## Problem requirements
Report how many lines below contain the word "brand". Give only the number.
*** Block opens ***
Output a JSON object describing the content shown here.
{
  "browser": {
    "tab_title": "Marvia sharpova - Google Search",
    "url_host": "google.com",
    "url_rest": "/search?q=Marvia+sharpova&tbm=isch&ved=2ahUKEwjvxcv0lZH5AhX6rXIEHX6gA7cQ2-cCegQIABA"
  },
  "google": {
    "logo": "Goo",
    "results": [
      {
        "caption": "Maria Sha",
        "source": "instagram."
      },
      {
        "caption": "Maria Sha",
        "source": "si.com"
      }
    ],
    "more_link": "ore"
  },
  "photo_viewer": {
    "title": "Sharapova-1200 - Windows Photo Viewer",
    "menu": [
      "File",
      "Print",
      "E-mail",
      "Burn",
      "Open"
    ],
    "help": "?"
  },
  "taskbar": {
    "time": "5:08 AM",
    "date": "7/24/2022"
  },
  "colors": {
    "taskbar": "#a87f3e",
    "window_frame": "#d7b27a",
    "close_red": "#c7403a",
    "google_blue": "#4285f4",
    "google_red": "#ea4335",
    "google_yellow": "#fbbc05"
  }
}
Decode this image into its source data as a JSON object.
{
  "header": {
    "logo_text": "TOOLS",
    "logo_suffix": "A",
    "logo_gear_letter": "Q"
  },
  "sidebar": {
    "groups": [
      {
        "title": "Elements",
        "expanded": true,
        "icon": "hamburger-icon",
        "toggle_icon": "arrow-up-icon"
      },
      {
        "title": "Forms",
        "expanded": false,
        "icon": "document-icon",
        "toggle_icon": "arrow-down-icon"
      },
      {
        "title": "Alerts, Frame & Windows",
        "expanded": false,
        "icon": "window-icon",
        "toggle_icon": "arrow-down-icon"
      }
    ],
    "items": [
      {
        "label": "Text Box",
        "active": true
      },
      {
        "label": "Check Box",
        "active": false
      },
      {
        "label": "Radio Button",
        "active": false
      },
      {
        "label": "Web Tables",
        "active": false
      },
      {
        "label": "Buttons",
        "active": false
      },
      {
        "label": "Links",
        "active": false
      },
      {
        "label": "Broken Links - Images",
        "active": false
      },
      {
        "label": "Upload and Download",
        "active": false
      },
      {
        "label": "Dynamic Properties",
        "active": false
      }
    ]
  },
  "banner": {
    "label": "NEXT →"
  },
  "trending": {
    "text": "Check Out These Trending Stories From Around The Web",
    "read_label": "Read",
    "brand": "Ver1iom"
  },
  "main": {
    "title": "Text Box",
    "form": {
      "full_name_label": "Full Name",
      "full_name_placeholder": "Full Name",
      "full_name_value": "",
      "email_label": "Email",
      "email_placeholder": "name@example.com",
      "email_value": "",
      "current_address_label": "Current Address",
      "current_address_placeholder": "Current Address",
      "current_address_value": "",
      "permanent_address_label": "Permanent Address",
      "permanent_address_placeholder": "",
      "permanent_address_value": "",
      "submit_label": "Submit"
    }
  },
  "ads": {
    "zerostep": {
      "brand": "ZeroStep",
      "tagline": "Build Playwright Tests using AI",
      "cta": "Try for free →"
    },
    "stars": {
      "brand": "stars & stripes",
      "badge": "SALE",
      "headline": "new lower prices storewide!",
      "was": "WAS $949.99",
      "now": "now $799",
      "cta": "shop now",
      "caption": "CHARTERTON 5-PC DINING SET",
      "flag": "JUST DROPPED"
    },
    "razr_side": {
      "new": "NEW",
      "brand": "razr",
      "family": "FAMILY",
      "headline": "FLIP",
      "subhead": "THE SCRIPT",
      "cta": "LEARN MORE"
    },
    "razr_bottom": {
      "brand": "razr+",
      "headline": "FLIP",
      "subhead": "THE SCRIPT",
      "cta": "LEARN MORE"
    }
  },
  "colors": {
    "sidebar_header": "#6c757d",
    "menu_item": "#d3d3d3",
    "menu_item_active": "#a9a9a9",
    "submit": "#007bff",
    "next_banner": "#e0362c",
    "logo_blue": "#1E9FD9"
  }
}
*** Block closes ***
## Solution to the problem
5